Hebrews 5:6As he saith also in another place, Thou art a priest for ever after the order of Melchisedec.”


v.19-20And he blessed him, and said, Blessed be Abram of the most high God, possessor of heaven and earth: 20And blessed be the most high God, which hath delivered thine enemies into thy hand.
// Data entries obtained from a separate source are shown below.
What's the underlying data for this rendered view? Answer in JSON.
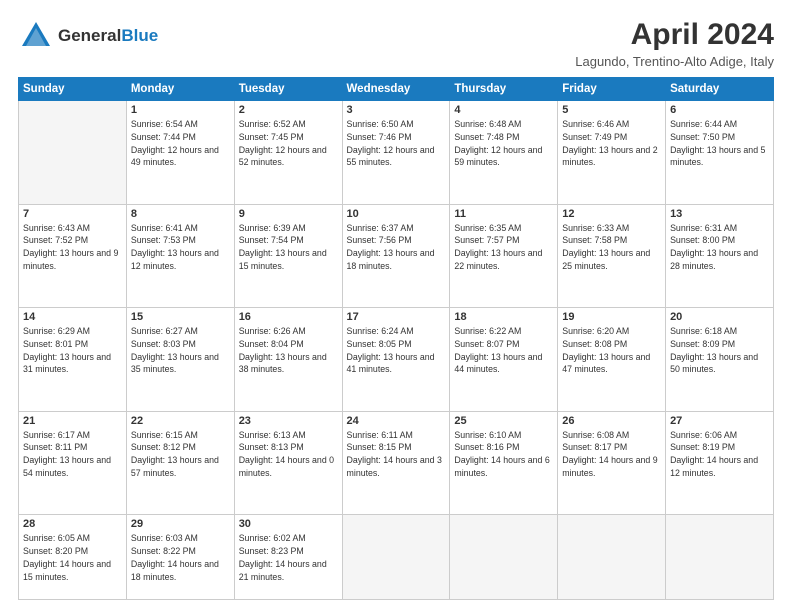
{
  "header": {
    "logo_line1": "General",
    "logo_line2": "Blue",
    "month": "April 2024",
    "location": "Lagundo, Trentino-Alto Adige, Italy"
  },
  "days_of_week": [
    "Sunday",
    "Monday",
    "Tuesday",
    "Wednesday",
    "Thursday",
    "Friday",
    "Saturday"
  ],
  "weeks": [
    [
      {
        "day": "",
        "empty": true
      },
      {
        "day": "1",
        "sunrise": "Sunrise: 6:54 AM",
        "sunset": "Sunset: 7:44 PM",
        "daylight": "Daylight: 12 hours and 49 minutes."
      },
      {
        "day": "2",
        "sunrise": "Sunrise: 6:52 AM",
        "sunset": "Sunset: 7:45 PM",
        "daylight": "Daylight: 12 hours and 52 minutes."
      },
      {
        "day": "3",
        "sunrise": "Sunrise: 6:50 AM",
        "sunset": "Sunset: 7:46 PM",
        "daylight": "Daylight: 12 hours and 55 minutes."
      },
      {
        "day": "4",
        "sunrise": "Sunrise: 6:48 AM",
        "sunset": "Sunset: 7:48 PM",
        "daylight": "Daylight: 12 hours and 59 minutes."
      },
      {
        "day": "5",
        "sunrise": "Sunrise: 6:46 AM",
        "sunset": "Sunset: 7:49 PM",
        "daylight": "Daylight: 13 hours and 2 minutes."
      },
      {
        "day": "6",
        "sunrise": "Sunrise: 6:44 AM",
        "sunset": "Sunset: 7:50 PM",
        "daylight": "Daylight: 13 hours and 5 minutes."
      }
    ],
    [
      {
        "day": "7",
        "sunrise": "Sunrise: 6:43 AM",
        "sunset": "Sunset: 7:52 PM",
        "daylight": "Daylight: 13 hours and 9 minutes."
      },
      {
        "day": "8",
        "sunrise": "Sunrise: 6:41 AM",
        "sunset": "Sunset: 7:53 PM",
        "daylight": "Daylight: 13 hours and 12 minutes."
      },
      {
        "day": "9",
        "sunrise": "Sunrise: 6:39 AM",
        "sunset": "Sunset: 7:54 PM",
        "daylight": "Daylight: 13 hours and 15 minutes."
      },
      {
        "day": "10",
        "sunrise": "Sunrise: 6:37 AM",
        "sunset": "Sunset: 7:56 PM",
        "daylight": "Daylight: 13 hours and 18 minutes."
      },
      {
        "day": "11",
        "sunrise": "Sunrise: 6:35 AM",
        "sunset": "Sunset: 7:57 PM",
        "daylight": "Daylight: 13 hours and 22 minutes."
      },
      {
        "day": "12",
        "sunrise": "Sunrise: 6:33 AM",
        "sunset": "Sunset: 7:58 PM",
        "daylight": "Daylight: 13 hours and 25 minutes."
      },
      {
        "day": "13",
        "sunrise": "Sunrise: 6:31 AM",
        "sunset": "Sunset: 8:00 PM",
        "daylight": "Daylight: 13 hours and 28 minutes."
      }
    ],
    [
      {
        "day": "14",
        "sunrise": "Sunrise: 6:29 AM",
        "sunset": "Sunset: 8:01 PM",
        "daylight": "Daylight: 13 hours and 31 minutes."
      },
      {
        "day": "15",
        "sunrise": "Sunrise: 6:27 AM",
        "sunset": "Sunset: 8:03 PM",
        "daylight": "Daylight: 13 hours and 35 minutes."
      },
      {
        "day": "16",
        "sunrise": "Sunrise: 6:26 AM",
        "sunset": "Sunset: 8:04 PM",
        "daylight": "Daylight: 13 hours and 38 minutes."
      },
      {
        "day": "17",
        "sunrise": "Sunrise: 6:24 AM",
        "sunset": "Sunset: 8:05 PM",
        "daylight": "Daylight: 13 hours and 41 minutes."
      },
      {
        "day": "18",
        "sunrise": "Sunrise: 6:22 AM",
        "sunset": "Sunset: 8:07 PM",
        "daylight": "Daylight: 13 hours and 44 minutes."
      },
      {
        "day": "19",
        "sunrise": "Sunrise: 6:20 AM",
        "sunset": "Sunset: 8:08 PM",
        "daylight": "Daylight: 13 hours and 47 minutes."
      },
      {
        "day": "20",
        "sunrise": "Sunrise: 6:18 AM",
        "sunset": "Sunset: 8:09 PM",
        "daylight": "Daylight: 13 hours and 50 minutes."
      }
    ],
    [
      {
        "day": "21",
        "sunrise": "Sunrise: 6:17 AM",
        "sunset": "Sunset: 8:11 PM",
        "daylight": "Daylight: 13 hours and 54 minutes."
      },
      {
        "day": "22",
        "sunrise": "Sunrise: 6:15 AM",
        "sunset": "Sunset: 8:12 PM",
        "daylight": "Daylight: 13 hours and 57 minutes."
      },
      {
        "day": "23",
        "sunrise": "Sunrise: 6:13 AM",
        "sunset": "Sunset: 8:13 PM",
        "daylight": "Daylight: 14 hours and 0 minutes."
      },
      {
        "day": "24",
        "sunrise": "Sunrise: 6:11 AM",
        "sunset": "Sunset: 8:15 PM",
        "daylight": "Daylight: 14 hours and 3 minutes."
      },
      {
        "day": "25",
        "sunrise": "Sunrise: 6:10 AM",
        "sunset": "Sunset: 8:16 PM",
        "daylight": "Daylight: 14 hours and 6 minutes."
      },
      {
        "day": "26",
        "sunrise": "Sunrise: 6:08 AM",
        "sunset": "Sunset: 8:17 PM",
        "daylight": "Daylight: 14 hours and 9 minutes."
      },
      {
        "day": "27",
        "sunrise": "Sunrise: 6:06 AM",
        "sunset": "Sunset: 8:19 PM",
        "daylight": "Daylight: 14 hours and 12 minutes."
      }
    ],
    [
      {
        "day": "28",
        "sunrise": "Sunrise: 6:05 AM",
        "sunset": "Sunset: 8:20 PM",
        "daylight": "Daylight: 14 hours and 15 minutes."
      },
      {
        "day": "29",
        "sunrise": "Sunrise: 6:03 AM",
        "sunset": "Sunset: 8:22 PM",
        "daylight": "Daylight: 14 hours and 18 minutes."
      },
      {
        "day": "30",
        "sunrise": "Sunrise: 6:02 AM",
        "sunset": "Sunset: 8:23 PM",
        "daylight": "Daylight: 14 hours and 21 minutes."
      },
      {
        "day": "",
        "empty": true
      },
      {
        "day": "",
        "empty": true
      },
      {
        "day": "",
        "empty": true
      },
      {
        "day": "",
        "empty": true
      }
    ]
  ]
}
And he gave him tithes of all.”


            Melchizedek blessed Abram, praising him as a servant “OF THE MOST HIGH GOD”; and praising and worshipping God because he delivered the kings of the East into Abram’s hand.  Here we’re told that Abram paid tithes or a tenth of the spoils of war to Melchizedek.  What is the significance of Abram doing this?

            There are possibly two.  The first is the significance given by the Holy Spirit through the writer of Hebrews:


Hebrews 7:44Now consider how great this man was, unto whom even the patriarch Abraham gave the tenth of the spoils.”


This tells the Hebrew Christians that the greatness of the Son of God is comparable to the greatness of the King and High Priest of God Melchizedek.  Because of this greatness, even Abraham, the ancestor whom they esteemed and claimed as proof of their relationship with God acknowledged that there was one greater than he.

            The second significance is that since Melchizedek is a priest of “THE MOST HIGH GOD, Abram is actually presenting a tithe or a portion of the goods recovered to God as an offering as Israel later was commanded to do under the Mosaic Covenant.


v.21-22 “And the king of Sodom said unto Abram, Give me the persons, and take the goods to thyself. 22And Abram said to the king of Sodom, I have lift up mine hand unto the LORD, the most high God, the possessor of heaven and earth,”


            The king of Sodom tells Abram that he only need return his people to him, that he can keep all of the goods that he has recovered.  Abram refuses, why?  He has lifted “UP MINE HAND”, much as we would do in a court of law today and sworn an oath to God.


v.23-24That I will not take from a thread even to a shoelatchet, and that I will not take any thing that is thine, lest thou shouldest say, I have made Abram rich: 24Save only that which the young men have eaten, and the portion of the men which went with me, Aner, Eshcol, and Mamre; let them take their portion.”


            In his oath Abram has sworn to God that he will not take even a shoe latch or as we might say a shoelace from the spoils of Sodom.  Why?  Sodom is a wicked city, Abram doesn’t’ want, nor does God want Abram to have material wealth tainted with the kind of sin found in Sodom.  Abram also does not want to the king of Sodom to feel that Abram is obligated to him for any reason or to know resentment against him.  Since God does not change nor does his attitude toward that which is sin (Malachi 3:6) we today should be equally concerned about the source of our wealth or even our daily living.

            Abram does accept the goods that his men have consumed to sustain themselves during their return to their homeland and he leaves his confederates, his neighbors to make their own choice in this matter.